To pull off Dickens with a cast of six is an achievement in of itself, and these six in particular were spectacular. (And judging by Julia’s equally enthusiastic reaction, even if you do know the story beforehand it’s totally worth seeing.)


The show runs through December 22nd at the Strawdog Theater at 3829 N. Broadway

Weekly Adventure: The Upstairs Concierge at the Goodman

I like free things, free theater especially, so when I get e-mails from wonderful institutions like the Goodman Theater offering me free tickets to a new play festival, I get really excited. Which is how I ended up with really good seats at last night’s workshop performance of Kristoffer Diaz’s new farce The Upstairs Concierge.

I’m not going to write a full review, because the script isn’t done, and I can only hope that the (few) places that dragged will be tightened up in the revision process. But I will say that there are some really funny bits, and lots of good old style opening the wrong door choreography.

Mostly, I’m writing because I want to praise a couple members of the cast, who were remarkably well prepared and entertaining on three weeks of rehearsal. The titular Concierge is played with real warmth by Tawny Newsome, and she manages to transition from being the butt of the joke at the beginning to the likeable everywoman at the end. She’s helped along by a delightfully cast crew of misfits, Lawrence Grimm, Christina Nieves, and Travis Turner are particularly wonderful.

The workshop runs through December 22nd at the Owen Theater at the Goodman – 170 N Dearborn St.

Classics from the Queue: Flirting with Disaster

I’ve had this DVD from Netlix for over a month, because although the trailer looked funny, it looked very self-consciously “wacky,” and it was hard to motivate myself to sit down and watch a movie that according to all of the packaging seems to build to a scene where Josh Brolin licks Patricia Arquette’s armpit. Then I learned while watching The Hollywood Reporter’s Director’s Roundtable for this year that Flirting with Disaster was directed by David O. Russell, whose last two movies (The Fighter especially) have really stuck with me.

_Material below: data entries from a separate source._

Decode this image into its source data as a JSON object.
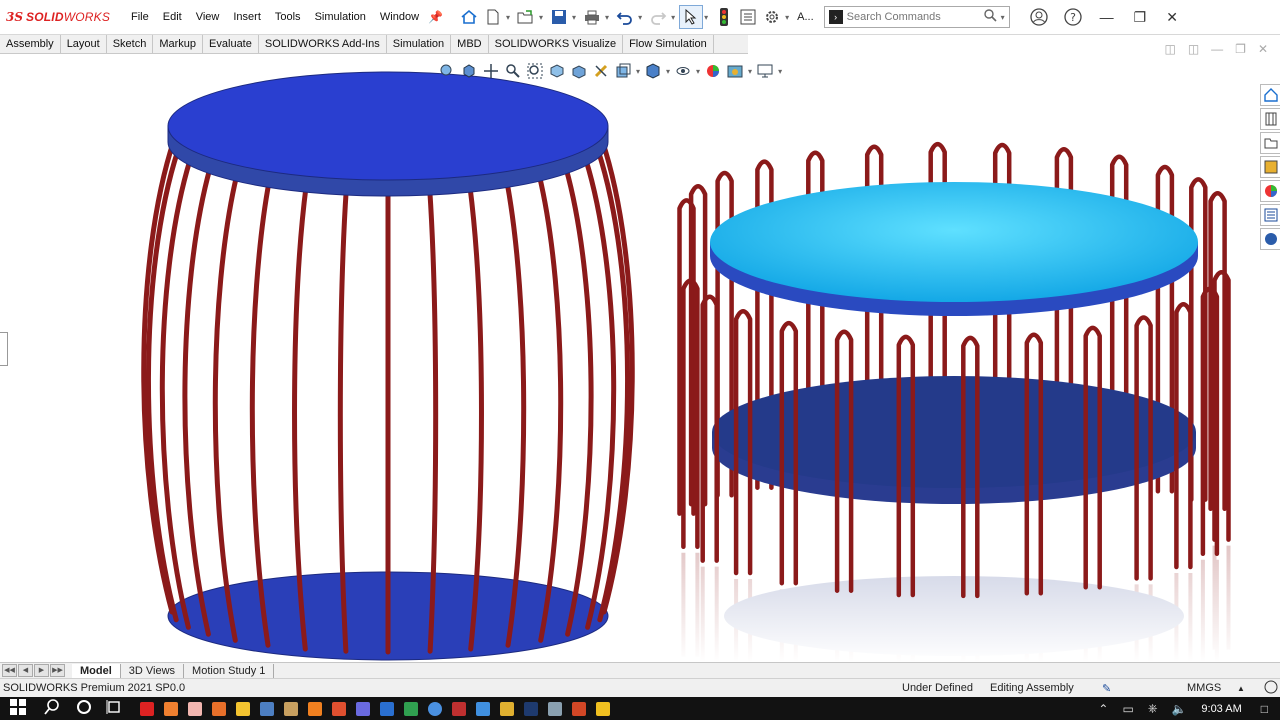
{
  "app": {
    "logo_prefix": "3S",
    "logo_bold": "SOLID",
    "logo_light": "WORKS"
  },
  "menu": [
    "File",
    "Edit",
    "View",
    "Insert",
    "Tools",
    "Simulation",
    "Window"
  ],
  "search": {
    "placeholder": "Search Commands",
    "truncated_label": "A..."
  },
  "command_tabs": [
    "Assembly",
    "Layout",
    "Sketch",
    "Markup",
    "Evaluate",
    "SOLIDWORKS Add-Ins",
    "Simulation",
    "MBD",
    "SOLIDWORKS Visualize",
    "Flow Simulation"
  ],
  "model_tabs": [
    "Model",
    "3D Views",
    "Motion Study 1"
  ],
  "status": {
    "product": "SOLIDWORKS Premium 2021 SP0.0",
    "state": "Under Defined",
    "mode": "Editing Assembly",
    "units": "MMGS"
  },
  "taskbar": {
    "time": "9:03 AM"
  },
  "colors": {
    "rod": "#8b1a1a",
    "disk_blue": "#2a3fb8",
    "disk_cyan": "#1fb8f0",
    "disk_dark": "#243a8a",
    "accent": "#1a6fcf"
  }
}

So I decided to give this one a chance. And…it’s not as good as his recent work, but it is really fun. It’s a cute little farce that ably showcases Ben Stiller’s neurotic charm and a delightful madcap supporting cast. Seriously everyone is in the movie – Mary Tyler Moore? Lily Tomlin? Alan Alda? – Yep. Plus that guy who played the Dad on “Just Shoot Me” and Richard Jenkins. Who I really have to single out as amazing, he plays a character that should be pathetic with such warmth that I wanted to watch a whole sequel just about him and Josh Brolin.

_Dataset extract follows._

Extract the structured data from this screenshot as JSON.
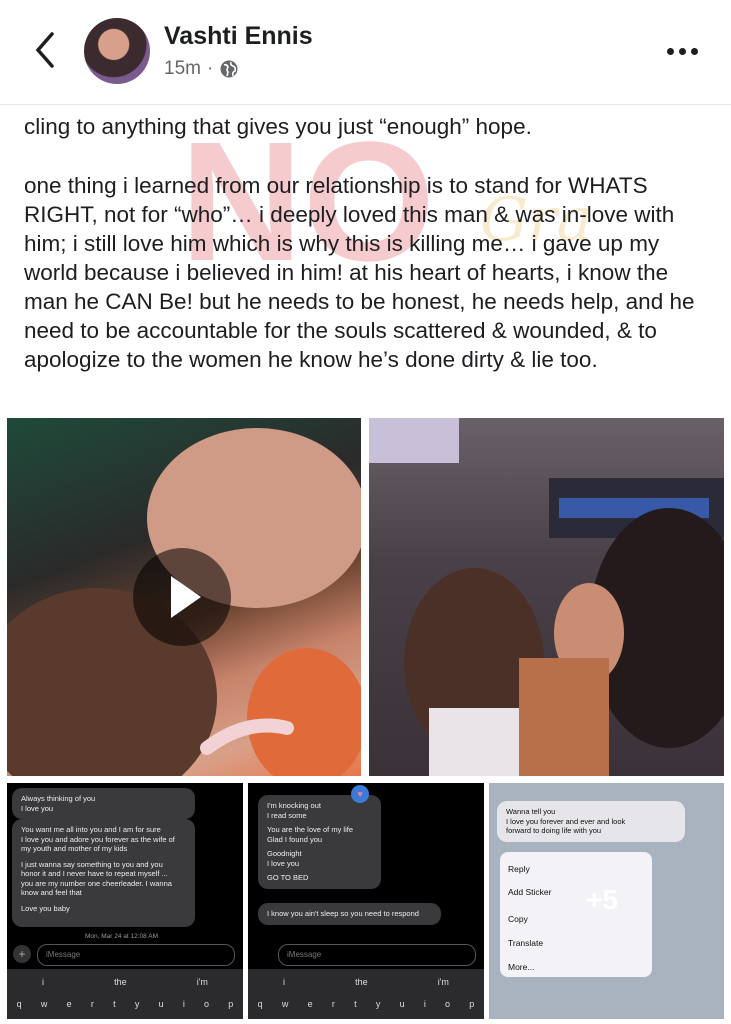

This movie isn’t trying to do anything more than have fun. And it succeeds there, and even though the premise – Mel (Stiller) looks across the country for his birth parents – so that he can finally feel secure enough to name his four-month old child, reads potentially grating on paper. I did spend most of the movie wondering why Patricia Arquette’s seemingly intelligent Nancy, would put up with Mel’s bullshit, but at least the movie asks that question too.

Weekly Adventure: Weekend in Galena Edition

So I’ve been a bit of an unplanned blogging hiatus (but that should be ending with all the fun holiday things coming up in the next few weeks.) Anyway this past weekend I and a few friends went up to my boyfriend’s family’s beautiful country house in Galena, IL, which is an adorable little town, where I took too many pictures:

The house was gorgeous

The house was gorgeous

And so is the town!

Galena's "little Italy" - Vinny Vanucci's - and Adam laughing at me for taking so many pictures

Galena’s “little Italy” – Vinny Vanucci’s – and Adam laughing at me for taking so many pictures

The Great American Popcorn Company – aka Heaven

Civil War reenactors - raising money for the Salvation Army

Civil War reenactors – raising money for the Salvation Army

Ulysses S. Grant’s House

Mrs. Julia Dent Grant (who sounds like she was awesome) One of 3 statues of first ladies in the country according to a plaque)

Mrs. Julia Dent Grant (who sounds like she was awesome) One of 3 statues of first ladies in the country according to a plaque)

Stay tuned for more holiday cheer!